A type variable may optionally be constrained. A type parameter or associated type may be constrained with a colon (‘:’) to indicate that it must be the same or a subtype of a type expression, which in turn must resolve to either a class or protocol type.

When extending a protocol, an associated type may be constrained to be identical to the value of a type expression with the equality symbol (‘==‘).


Kristen McIntyre contributed materially to the quality of this work with several rounds of careful proofreading and suggestions for improvement. The Swift developer community provided much inspiration with their excellent articles and presentations on using Swift. The Swift team at Apple has performed an amazing feat of language design, creation and implementation. IBM Research funded the work.


Because this essay has a more narrow focus than the Swift book[6], I have found it helpful to use some slightly differing terminology. Presented here is a map from the terminology in this essay to related terms in the Swift book:

terms in this essay

related terms in the Swift book

concrete aggregate

any of: class, enumeration, function, structure

associated type

associated type, protocol-associated-type-declaration

bound associated type


subtype constraint

subtype constraint, type-inheritance


either of: class or protocol

type member

typealias, typealias-declaration, typealias-assignment

type parameter

type parameter, generic parameter

type variable

abstract type

[1] Swift is a trademark of Apple Inc., registered in the U.S. and other countries. This document is based on Swift 2.2.

[2] In pursuit of clarity, I use some terms that differ from those in the Swift book. See the glossary at the end.

[3] Alexis Gallagher has a nice presentation online at https://cur.at/7sUTN9E?m=email&sid=4BPCwl2.

[4] They may be constrained, as explained in the section on constrained types.
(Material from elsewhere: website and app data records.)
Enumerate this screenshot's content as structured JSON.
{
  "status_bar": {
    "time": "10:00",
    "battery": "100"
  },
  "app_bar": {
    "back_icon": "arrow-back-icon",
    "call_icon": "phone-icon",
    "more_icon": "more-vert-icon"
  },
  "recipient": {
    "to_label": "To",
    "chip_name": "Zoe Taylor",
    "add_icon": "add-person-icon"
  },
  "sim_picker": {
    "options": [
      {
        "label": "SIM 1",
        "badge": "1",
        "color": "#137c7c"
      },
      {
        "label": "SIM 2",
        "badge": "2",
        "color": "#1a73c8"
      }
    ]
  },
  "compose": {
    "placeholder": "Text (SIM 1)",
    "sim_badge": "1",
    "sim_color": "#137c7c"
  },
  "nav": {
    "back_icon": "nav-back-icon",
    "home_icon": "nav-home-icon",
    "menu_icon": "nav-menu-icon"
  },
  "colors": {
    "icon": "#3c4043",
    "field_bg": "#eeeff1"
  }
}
[5] Unlike most meanings of equality, Swift’s type equality constraint operator is not commutative.

[6] The Swift Programming Language (Swift 2.2), Swift Programming Series, Apple Inc. 2016